  1. we present the first classification of pairs of quadrics based on the type of their intersection in real projective space, thus refining over the reals the classification in complex space by Segre in 1883;
  2. based on this classification, we present the first practical algorithm that correctly identifies and parameterizes the intersection in all cases;
  3. the parameterization is essentially as simple as possible. We also produced a C++ implementation of this algorithm, QI, which is, up to our knowledge, the only existing solution for computing exactly a parameterization of the intersection of two quadrics.
Chess game

Fig 1: Chess set modeled by SGDL inc. with quadrics in CSG form. We computed the boundary representation of the scene and then rendered with Candela.


ellipsoid cone Hyperboloid2
Elliptic Cylinder Hyperbolic paraboloid Hyperboloid1


Fig 2: Examples of quadric surfaces.

Publications

Examples



ellipsoid Hyperboloid2 Hyperboloid2 cone
(a)
(b)
(c)
(d)


Fig 3: Examples of intersection curves for regular pencils.
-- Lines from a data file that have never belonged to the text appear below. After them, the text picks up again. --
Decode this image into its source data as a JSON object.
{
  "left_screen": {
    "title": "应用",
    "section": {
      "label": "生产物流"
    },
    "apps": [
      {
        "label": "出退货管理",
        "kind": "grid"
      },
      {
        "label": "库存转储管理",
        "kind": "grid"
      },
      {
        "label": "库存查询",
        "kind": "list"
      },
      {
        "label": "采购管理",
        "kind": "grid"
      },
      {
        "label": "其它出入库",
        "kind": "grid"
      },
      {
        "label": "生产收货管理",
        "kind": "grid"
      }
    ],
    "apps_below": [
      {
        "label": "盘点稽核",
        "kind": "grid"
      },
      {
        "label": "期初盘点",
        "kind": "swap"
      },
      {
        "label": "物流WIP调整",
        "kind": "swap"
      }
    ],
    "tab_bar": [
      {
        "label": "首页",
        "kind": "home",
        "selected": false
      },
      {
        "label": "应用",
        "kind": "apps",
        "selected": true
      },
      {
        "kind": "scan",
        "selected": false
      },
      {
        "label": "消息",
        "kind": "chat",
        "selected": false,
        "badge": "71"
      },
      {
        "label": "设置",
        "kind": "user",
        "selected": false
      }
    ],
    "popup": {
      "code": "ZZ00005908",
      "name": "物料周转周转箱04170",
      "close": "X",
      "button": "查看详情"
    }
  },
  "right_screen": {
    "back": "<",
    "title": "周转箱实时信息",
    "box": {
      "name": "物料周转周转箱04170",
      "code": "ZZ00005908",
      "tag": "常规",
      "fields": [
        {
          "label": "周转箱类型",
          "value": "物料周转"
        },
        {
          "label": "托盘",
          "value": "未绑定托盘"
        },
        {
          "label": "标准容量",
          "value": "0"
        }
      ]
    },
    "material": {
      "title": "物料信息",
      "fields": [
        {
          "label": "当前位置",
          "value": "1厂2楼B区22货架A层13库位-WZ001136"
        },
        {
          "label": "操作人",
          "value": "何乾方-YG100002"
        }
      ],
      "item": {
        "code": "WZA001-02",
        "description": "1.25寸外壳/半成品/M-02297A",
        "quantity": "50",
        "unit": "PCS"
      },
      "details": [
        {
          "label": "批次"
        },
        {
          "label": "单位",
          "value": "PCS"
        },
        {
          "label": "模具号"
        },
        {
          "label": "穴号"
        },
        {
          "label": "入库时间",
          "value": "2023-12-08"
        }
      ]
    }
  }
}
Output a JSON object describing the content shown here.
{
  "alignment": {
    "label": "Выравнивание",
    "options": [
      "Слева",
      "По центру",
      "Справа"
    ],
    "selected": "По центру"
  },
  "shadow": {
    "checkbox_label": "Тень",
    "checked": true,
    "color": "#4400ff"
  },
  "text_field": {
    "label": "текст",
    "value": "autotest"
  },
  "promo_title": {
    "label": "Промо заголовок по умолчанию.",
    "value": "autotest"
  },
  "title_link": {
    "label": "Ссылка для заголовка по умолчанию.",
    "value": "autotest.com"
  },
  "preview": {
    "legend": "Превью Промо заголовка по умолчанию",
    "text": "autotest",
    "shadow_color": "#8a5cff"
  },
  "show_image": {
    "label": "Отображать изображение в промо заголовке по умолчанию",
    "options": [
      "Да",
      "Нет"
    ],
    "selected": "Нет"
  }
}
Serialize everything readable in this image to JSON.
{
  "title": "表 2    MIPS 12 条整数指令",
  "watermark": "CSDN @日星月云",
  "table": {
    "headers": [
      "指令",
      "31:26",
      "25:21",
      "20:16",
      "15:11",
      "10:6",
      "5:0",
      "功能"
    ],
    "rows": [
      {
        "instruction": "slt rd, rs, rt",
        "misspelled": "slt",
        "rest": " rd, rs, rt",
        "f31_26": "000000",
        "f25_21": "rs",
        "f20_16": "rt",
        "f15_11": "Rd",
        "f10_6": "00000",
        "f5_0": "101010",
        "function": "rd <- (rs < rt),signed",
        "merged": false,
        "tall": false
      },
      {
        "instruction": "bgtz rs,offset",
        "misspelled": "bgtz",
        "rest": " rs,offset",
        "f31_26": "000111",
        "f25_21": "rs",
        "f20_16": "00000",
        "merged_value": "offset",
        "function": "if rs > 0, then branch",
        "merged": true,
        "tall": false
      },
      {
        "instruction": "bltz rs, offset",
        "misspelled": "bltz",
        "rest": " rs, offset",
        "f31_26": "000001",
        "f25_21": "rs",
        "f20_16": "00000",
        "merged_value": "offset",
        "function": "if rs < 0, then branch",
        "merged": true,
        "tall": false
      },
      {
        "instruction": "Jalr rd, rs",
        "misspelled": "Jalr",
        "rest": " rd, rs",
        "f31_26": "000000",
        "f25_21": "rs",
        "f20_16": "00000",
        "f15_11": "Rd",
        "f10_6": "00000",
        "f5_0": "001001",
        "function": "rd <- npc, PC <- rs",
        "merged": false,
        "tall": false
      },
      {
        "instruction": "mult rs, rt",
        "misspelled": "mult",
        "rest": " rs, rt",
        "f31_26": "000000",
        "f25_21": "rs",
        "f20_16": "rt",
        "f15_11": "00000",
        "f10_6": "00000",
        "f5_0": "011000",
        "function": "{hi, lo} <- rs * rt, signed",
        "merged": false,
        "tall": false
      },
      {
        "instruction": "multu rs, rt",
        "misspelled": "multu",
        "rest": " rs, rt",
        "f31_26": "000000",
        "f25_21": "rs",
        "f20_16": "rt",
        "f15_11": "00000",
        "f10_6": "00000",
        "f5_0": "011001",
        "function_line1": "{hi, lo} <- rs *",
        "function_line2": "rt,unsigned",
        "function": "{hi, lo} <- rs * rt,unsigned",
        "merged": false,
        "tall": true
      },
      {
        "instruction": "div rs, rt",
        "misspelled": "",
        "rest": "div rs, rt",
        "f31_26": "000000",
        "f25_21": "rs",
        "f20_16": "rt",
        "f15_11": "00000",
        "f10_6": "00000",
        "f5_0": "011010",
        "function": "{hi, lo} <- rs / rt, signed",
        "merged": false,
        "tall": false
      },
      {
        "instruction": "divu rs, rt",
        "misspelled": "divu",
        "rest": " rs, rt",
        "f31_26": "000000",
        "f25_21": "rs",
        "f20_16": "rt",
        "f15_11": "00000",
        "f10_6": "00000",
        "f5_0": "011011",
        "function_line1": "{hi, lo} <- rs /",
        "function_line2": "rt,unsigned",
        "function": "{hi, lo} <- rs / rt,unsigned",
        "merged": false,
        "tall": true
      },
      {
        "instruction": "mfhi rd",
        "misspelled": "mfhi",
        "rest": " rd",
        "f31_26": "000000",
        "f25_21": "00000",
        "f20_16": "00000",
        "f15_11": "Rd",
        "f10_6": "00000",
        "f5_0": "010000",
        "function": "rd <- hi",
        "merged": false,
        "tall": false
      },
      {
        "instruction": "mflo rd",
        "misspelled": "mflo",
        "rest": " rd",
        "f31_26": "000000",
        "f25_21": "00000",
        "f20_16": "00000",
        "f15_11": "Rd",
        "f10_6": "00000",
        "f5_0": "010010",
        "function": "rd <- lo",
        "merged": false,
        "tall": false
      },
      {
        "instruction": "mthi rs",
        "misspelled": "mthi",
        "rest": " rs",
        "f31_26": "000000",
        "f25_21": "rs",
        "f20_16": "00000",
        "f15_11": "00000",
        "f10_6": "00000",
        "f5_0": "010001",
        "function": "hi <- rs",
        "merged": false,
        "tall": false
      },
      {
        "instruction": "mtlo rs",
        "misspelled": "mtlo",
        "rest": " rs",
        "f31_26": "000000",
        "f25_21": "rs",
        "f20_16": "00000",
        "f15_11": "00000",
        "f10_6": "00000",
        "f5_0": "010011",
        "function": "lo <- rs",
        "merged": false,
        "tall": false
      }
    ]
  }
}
The intersection curve is a smooth quartic with one or two connected components, or entirely imaginary (d).
ellipsoid
cone
Hyperboloid2
(a): Cubic and line
(b): One (double) line
(c): One conic
ellipsoid
cone
Hyperboloid2
(d): Three lines, with
one double (in green)
(e): One conic and two lines
(f): Two (double) lines


Fig 4: Examples of intersection curves for singular pencils when determinantal equation has one quadruple root.
ellipsoid
cone
Hyperboloid2
(a): Cuspidal quartic
(b): Two tangent conics
(c): One (double) conic


Fig 5: Examples of intersection curves for singular pencils when determinantal equation has one triple root.
ellipsoid
cone
Hyperboloid2
ellipsoid
(a): Nodal quartic with an isolated point
(b): Nodal quartic without isolated point
(c): Two points
(d): Two disjoint conics
cone
Hyperboloid2
Hyperboloid2
(e-f): Two conics intesecting in two points
(g): One conic


Fig 6: Examples of intersection curves for singular pencils when determinantal equation has one double root and two simple roots.
ellipsoid
cone
Hyperboloid2
Hyperboloid2
(a): One point
(b): One conic and two lines
(c): One conic and a point
(d): A cubic and a secant line
ellipsoid
cone
Hyperboloid2
Hyperboloid2
(e): Two points
(f): Four skew lines
(g): Two disjoint (simple) lines
(h): A cubic and a disjoint line


Fig 7: Examples of intersection curves for singular pencils when determinantal equation has two double roots.
ellipsoid
cone
Hyperboloid2
Hyperboloid2
(a): One conic and a (double) line
(b): Four concurrent lines
(c): Two intersecting lines
(d): One (double) line
ellipsoid
cone
Hyperboloid2
Hyperboloid2
(e): Three concurrent lines (one double)
(f): Two (double) concurrent lines
(g): Two concurrent lines (one triple)
(h): A (quadruple) line


Fig 8: Examples of intersection curves for degenrate pencils when determinantal equation is identically equals to 0.